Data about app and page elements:
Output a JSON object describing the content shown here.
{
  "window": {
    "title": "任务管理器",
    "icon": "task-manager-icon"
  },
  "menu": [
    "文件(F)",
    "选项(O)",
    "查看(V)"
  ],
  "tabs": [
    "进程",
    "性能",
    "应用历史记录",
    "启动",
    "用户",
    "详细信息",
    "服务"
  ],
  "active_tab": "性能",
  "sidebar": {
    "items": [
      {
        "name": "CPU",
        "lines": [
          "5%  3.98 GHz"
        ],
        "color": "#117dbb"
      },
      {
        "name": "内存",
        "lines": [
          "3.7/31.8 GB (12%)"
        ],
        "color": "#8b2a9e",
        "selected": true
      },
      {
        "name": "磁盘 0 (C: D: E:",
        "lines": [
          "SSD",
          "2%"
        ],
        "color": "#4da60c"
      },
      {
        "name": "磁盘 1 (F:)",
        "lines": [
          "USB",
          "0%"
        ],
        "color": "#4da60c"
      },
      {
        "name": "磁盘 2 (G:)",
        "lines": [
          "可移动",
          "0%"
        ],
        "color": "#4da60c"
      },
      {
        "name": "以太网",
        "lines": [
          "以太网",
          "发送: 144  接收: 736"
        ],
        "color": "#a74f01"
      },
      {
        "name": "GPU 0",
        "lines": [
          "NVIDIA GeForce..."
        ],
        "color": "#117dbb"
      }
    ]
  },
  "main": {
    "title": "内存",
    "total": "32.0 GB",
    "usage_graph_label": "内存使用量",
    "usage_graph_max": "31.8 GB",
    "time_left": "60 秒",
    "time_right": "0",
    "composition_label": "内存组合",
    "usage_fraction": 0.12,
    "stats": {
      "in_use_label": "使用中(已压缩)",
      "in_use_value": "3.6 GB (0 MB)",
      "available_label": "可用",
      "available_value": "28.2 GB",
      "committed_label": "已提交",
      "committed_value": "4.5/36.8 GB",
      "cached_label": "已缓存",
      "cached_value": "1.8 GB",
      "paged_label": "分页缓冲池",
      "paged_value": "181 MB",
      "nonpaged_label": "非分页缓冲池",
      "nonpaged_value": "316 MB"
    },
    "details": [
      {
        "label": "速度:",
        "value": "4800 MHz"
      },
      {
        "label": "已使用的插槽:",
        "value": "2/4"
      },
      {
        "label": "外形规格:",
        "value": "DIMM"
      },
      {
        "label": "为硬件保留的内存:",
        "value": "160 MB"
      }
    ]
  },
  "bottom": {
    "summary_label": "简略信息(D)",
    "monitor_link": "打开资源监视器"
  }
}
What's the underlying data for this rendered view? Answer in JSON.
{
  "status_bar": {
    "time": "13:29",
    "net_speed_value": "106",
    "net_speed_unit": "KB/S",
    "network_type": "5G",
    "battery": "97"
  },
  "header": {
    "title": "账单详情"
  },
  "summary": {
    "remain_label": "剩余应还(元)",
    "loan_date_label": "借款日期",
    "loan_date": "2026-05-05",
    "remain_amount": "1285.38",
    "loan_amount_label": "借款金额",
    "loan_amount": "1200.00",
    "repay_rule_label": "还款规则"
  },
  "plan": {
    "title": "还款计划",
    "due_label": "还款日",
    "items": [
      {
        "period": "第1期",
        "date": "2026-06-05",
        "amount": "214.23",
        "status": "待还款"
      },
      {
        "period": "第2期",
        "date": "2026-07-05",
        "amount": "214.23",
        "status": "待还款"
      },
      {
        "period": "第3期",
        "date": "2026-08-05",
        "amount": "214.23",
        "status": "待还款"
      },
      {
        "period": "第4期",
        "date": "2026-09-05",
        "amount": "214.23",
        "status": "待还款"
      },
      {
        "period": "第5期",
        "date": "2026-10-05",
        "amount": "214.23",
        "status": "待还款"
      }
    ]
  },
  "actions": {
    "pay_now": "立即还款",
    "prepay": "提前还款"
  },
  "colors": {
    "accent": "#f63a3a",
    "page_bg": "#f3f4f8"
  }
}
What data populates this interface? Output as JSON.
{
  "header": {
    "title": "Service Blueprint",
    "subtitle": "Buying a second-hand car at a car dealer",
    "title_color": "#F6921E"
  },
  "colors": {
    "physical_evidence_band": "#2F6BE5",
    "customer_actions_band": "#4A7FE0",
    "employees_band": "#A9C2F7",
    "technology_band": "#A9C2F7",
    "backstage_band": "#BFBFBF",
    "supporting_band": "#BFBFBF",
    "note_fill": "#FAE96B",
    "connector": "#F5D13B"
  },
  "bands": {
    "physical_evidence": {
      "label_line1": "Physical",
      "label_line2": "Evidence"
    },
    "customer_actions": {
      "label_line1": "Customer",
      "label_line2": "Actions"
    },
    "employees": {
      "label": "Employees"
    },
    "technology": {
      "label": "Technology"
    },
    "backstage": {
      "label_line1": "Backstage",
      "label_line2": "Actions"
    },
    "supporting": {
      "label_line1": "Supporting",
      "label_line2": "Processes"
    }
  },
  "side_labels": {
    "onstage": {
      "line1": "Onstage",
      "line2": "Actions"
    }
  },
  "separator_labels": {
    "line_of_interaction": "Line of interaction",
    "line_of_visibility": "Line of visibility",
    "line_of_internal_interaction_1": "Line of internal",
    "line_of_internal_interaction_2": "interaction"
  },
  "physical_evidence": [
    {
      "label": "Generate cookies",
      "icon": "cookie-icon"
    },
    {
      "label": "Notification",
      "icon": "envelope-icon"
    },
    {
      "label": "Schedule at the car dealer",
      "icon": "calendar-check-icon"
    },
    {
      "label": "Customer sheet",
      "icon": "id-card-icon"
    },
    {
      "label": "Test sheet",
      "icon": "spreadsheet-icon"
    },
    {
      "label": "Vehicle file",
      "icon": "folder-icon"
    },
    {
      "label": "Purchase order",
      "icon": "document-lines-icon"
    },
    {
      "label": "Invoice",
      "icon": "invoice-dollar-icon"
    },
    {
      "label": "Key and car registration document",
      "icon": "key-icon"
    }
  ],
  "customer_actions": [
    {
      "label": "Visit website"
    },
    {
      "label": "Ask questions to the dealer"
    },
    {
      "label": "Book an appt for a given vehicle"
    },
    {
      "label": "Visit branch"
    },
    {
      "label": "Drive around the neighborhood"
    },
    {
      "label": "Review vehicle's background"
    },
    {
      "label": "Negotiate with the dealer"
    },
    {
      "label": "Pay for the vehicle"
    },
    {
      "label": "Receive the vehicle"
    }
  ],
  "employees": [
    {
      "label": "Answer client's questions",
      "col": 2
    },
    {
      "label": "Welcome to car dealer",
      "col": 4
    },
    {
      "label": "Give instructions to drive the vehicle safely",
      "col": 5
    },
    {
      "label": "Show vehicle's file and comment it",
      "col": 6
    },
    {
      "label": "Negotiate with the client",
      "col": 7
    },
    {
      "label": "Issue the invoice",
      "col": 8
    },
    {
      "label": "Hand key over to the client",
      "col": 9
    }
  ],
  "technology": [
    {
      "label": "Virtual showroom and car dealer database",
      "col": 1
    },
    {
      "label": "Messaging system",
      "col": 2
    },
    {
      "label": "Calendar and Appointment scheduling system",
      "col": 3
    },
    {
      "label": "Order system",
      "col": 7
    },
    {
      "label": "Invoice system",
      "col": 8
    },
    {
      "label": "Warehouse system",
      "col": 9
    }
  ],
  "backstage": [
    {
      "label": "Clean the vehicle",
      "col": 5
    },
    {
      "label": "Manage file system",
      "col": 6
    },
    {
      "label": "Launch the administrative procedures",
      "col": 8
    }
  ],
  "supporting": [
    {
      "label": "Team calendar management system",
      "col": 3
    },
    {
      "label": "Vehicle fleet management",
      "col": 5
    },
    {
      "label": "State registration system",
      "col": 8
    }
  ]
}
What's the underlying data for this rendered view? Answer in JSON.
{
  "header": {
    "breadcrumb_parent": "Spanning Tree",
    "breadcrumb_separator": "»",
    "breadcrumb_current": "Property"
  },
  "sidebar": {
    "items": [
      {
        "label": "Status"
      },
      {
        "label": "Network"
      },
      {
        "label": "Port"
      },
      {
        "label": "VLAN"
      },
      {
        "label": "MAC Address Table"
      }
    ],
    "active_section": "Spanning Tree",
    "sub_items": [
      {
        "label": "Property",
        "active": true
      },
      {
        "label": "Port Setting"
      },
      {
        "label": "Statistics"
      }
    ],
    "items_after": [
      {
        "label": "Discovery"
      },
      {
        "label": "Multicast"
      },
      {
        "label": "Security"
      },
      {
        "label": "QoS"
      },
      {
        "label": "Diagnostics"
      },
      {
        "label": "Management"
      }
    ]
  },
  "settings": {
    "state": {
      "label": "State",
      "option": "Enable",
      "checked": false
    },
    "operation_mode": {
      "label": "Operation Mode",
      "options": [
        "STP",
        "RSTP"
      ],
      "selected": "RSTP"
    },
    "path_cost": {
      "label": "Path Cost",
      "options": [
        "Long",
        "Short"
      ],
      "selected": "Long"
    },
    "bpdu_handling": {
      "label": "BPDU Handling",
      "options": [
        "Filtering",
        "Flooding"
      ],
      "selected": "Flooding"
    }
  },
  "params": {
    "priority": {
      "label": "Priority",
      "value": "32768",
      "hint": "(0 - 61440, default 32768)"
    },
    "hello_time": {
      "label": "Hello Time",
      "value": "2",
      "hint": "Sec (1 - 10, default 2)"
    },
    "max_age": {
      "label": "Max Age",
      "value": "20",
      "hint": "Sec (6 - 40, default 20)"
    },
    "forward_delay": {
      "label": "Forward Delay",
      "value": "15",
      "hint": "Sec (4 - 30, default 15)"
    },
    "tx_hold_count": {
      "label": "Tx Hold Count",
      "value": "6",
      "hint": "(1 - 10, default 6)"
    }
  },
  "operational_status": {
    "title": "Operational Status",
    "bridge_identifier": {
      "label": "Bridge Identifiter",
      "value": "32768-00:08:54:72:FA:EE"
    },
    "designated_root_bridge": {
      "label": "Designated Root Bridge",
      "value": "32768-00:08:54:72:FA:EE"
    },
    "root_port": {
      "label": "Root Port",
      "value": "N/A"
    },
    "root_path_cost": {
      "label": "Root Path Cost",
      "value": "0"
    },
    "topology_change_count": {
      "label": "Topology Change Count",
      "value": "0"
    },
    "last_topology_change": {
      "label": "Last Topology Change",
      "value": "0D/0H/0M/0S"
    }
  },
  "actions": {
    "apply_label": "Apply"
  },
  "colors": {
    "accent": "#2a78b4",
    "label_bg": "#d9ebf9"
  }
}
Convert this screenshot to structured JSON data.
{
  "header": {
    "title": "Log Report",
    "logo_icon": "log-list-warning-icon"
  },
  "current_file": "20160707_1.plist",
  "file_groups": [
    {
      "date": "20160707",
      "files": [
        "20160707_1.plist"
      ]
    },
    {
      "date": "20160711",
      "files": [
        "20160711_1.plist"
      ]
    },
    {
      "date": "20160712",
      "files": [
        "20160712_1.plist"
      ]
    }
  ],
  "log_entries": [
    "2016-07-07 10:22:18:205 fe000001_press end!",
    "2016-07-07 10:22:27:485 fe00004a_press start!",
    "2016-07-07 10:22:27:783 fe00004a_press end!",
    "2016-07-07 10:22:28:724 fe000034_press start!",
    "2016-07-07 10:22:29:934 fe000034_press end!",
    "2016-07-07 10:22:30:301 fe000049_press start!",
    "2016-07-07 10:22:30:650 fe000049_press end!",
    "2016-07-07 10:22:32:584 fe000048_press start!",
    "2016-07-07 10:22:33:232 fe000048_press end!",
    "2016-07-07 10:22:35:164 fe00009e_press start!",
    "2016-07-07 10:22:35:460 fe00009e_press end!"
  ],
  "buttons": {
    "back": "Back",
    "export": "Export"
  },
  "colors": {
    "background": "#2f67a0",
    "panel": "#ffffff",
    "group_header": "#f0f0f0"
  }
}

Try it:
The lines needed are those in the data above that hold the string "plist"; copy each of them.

Reply:
  "current_file": "20160707_1.plist",
        "20160707_1.plist"
        "20160711_1.plist"
        "20160712_1.plist"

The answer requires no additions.